▶ **Goal of the exercise**:
Output every line below exactly.
---- The records
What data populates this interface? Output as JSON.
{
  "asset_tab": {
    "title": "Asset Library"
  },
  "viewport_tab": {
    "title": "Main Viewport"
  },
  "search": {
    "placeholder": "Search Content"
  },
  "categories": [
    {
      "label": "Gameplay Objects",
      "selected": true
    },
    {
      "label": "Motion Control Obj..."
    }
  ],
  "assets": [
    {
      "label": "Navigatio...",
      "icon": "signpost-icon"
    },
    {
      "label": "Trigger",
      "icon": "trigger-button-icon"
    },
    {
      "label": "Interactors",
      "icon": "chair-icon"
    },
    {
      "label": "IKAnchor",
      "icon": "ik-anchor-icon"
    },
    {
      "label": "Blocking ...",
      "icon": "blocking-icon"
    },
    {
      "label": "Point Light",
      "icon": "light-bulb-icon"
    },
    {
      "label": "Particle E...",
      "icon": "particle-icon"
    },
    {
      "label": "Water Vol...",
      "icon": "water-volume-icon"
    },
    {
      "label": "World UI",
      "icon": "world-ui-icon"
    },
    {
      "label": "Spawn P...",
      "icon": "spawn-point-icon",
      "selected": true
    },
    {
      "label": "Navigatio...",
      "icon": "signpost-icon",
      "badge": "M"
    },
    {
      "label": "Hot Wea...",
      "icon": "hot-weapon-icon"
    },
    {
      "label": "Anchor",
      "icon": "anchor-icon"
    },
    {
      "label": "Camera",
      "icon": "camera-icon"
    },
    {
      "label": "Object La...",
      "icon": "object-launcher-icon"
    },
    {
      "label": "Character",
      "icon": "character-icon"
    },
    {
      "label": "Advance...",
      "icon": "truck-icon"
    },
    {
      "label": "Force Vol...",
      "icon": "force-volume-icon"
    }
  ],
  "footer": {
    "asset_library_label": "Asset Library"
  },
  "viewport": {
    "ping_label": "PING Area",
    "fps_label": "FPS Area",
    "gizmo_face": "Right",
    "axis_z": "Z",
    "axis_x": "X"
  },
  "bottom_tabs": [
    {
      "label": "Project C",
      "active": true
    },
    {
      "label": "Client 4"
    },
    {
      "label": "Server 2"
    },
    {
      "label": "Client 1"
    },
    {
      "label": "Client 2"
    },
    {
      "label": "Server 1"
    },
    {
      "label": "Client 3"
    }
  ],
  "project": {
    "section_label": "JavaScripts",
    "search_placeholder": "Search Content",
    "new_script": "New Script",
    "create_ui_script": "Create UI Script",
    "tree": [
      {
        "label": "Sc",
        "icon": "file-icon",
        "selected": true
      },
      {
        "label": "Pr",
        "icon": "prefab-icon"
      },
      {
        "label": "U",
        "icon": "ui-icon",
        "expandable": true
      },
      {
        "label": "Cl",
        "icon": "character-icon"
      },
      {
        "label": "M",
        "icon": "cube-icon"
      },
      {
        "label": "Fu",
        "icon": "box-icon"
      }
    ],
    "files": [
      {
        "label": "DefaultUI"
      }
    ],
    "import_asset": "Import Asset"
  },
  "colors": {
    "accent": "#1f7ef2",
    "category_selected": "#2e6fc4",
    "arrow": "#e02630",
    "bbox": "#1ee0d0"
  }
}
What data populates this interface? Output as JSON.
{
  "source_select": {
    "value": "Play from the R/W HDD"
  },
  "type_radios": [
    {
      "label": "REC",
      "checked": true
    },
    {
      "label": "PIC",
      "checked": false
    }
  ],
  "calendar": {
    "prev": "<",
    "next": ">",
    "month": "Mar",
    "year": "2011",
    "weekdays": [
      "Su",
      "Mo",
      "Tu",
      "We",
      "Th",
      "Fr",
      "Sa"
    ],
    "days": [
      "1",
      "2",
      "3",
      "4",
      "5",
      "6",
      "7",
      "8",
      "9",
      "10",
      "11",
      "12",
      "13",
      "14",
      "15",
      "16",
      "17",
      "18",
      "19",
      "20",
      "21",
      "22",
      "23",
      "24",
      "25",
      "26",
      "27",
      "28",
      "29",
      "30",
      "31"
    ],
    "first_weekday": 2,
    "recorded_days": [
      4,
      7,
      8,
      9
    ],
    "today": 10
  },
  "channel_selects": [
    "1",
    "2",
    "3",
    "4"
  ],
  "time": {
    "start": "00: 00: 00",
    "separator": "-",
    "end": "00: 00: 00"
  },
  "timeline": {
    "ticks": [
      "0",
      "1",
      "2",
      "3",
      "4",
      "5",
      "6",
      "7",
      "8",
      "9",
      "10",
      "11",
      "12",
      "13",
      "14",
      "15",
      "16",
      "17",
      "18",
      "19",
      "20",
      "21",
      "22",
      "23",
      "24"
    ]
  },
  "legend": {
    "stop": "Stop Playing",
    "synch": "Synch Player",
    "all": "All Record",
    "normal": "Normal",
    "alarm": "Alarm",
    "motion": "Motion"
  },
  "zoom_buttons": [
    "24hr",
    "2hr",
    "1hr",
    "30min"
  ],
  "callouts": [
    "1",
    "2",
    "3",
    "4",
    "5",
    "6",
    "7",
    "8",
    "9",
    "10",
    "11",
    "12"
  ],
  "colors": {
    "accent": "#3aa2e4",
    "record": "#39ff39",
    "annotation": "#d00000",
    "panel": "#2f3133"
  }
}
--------
▶ **Solution for this problem**:
What data populates this interface? Output as JSON.
{
  "asset_tab": {
    "title": "Asset Library"
  },
  "viewport_tab": {
    "title": "Main Viewport"
  },
  "search": {
    "placeholder": "Search Content"
  },
  "categories": [
    {
      "label": "Gameplay Objects",
      "selected": true
    },
    {
      "label": "Motion Control Obj..."
    }
  ],
  "assets": [
    {
      "label": "Navigatio...",
      "icon": "signpost-icon"
    },
    {
      "label": "Trigger",
      "icon": "trigger-button-icon"
    },
    {
      "label": "Interactors",
      "icon": "chair-icon"
    },
    {
      "label": "IKAnchor",
      "icon": "ik-anchor-icon"
    },
    {
      "label": "Blocking ...",
      "icon": "blocking-icon"
    },
    {
      "label": "Point Light",
      "icon": "light-bulb-icon"
    },
    {
      "label": "Particle E...",
      "icon": "particle-icon"
    },
    {
      "label": "Water Vol...",
      "icon": "water-volume-icon"
    },
    {
      "label": "World UI",
      "icon": "world-ui-icon"
    },
    {
      "label": "Spawn P...",
      "icon": "spawn-point-icon",
      "selected": true
    },
    {
      "label": "Navigatio...",
      "icon": "signpost-icon",
      "badge": "M"
    },
    {
      "label": "Hot Wea...",
      "icon": "hot-weapon-icon"
    },
    {
      "label": "Anchor",
      "icon": "anchor-icon"
    },
    {
      "label": "Camera",
      "icon": "camera-icon"
    },
    {
      "label": "Object La...",
      "icon": "object-launcher-icon"
    },
    {
      "label": "Character",
      "icon": "character-icon"
    },
    {
      "label": "Advance...",
      "icon": "truck-icon"
    },
    {
      "label": "Force Vol...",
      "icon": "force-volume-icon"
    }
  ],
  "footer": {
    "asset_library_label": "Asset Library"
  },
  "viewport": {
    "ping_label": "PING Area",
    "fps_label": "FPS Area",
    "gizmo_face": "Right",
    "axis_z": "Z",
    "axis_x": "X"
  },
  "bottom_tabs": [
    {
      "label": "Project C",
      "active": true
    },
    {
      "label": "Client 4"
    },
    {
      "label": "Server 2"
    },
    {
      "label": "Client 1"
    },
    {
      "label": "Client 2"
    },
    {
      "label": "Server 1"
    },
    {
      "label": "Client 3"
    }
  ],
  "project": {
    "section_label": "JavaScripts",
    "search_placeholder": "Search Content",
    "new_script": "New Script",
    "create_ui_script": "Create UI Script",
    "tree": [
      {
        "label": "Sc",
        "icon": "file-icon",
        "selected": true
      },
      {
        "label": "Pr",
        "icon": "prefab-icon"
      },
      {
        "label": "U",
        "icon": "ui-icon",
        "expandable": true
      },
      {
        "label": "Cl",
        "icon": "character-icon"
      },
      {
        "label": "M",
        "icon": "cube-icon"
      },
      {
        "label": "Fu",
        "icon": "box-icon"
      }
    ],
    "files": [
      {
        "label": "DefaultUI"
      }
    ],
    "import_asset": "Import Asset"
  },
  "colors": {
    "accent": "#1f7ef2",
    "category_selected": "#2e6fc4",
    "arrow": "#e02630",
    "bbox": "#1ee0d0"
  }
}
What data populates this interface? Output as JSON.
{
  "source_select": {
    "value": "Play from the R/W HDD"
  },
  "type_radios": [
    {
      "label": "REC",
      "checked": true
    },
    {
      "label": "PIC",
      "checked": false
    }
  ],
  "calendar": {
    "prev": "<",
    "next": ">",
    "month": "Mar",
    "year": "2011",
    "weekdays": [
      "Su",
      "Mo",
      "Tu",
      "We",
      "Th",
      "Fr",
      "Sa"
    ],
    "days": [
      "1",
      "2",
      "3",
      "4",
      "5",
      "6",
      "7",
      "8",
      "9",
      "10",
      "11",
      "12",
      "13",
      "14",
      "15",
      "16",
      "17",
      "18",
      "19",
      "20",
      "21",
      "22",
      "23",
      "24",
      "25",
      "26",
      "27",
      "28",
      "29",
      "30",
      "31"
    ],
    "first_weekday": 2,
    "recorded_days": [
      4,
      7,
      8,
      9
    ],
    "today": 10
  },
  "channel_selects": [
    "1",
    "2",
    "3",
    "4"
  ],
  "time": {
    "start": "00: 00: 00",
    "separator": "-",
    "end": "00: 00: 00"
  },
  "timeline": {
    "ticks": [
      "0",
      "1",
      "2",
      "3",
      "4",
      "5",
      "6",
      "7",
      "8",
      "9",
      "10",
      "11",
      "12",
      "13",
      "14",
      "15",
      "16",
      "17",
      "18",
      "19",
      "20",
      "21",
      "22",
      "23",
      "24"
    ]
  },
  "legend": {
    "stop": "Stop Playing",
    "synch": "Synch Player",
    "all": "All Record",
    "normal": "Normal",
    "alarm": "Alarm",
    "motion": "Motion"
  },
  "zoom_buttons": [
    "24hr",
    "2hr",
    "1hr",
    "30min"
  ],
  "callouts": [
    "1",
    "2",
    "3",
    "4",
    "5",
    "6",
    "7",
    "8",
    "9",
    "10",
    "11",
    "12"
  ],
  "colors": {
    "accent": "#3aa2e4",
    "record": "#39ff39",
    "annotation": "#d00000",
    "panel": "#2f3133"
  }
}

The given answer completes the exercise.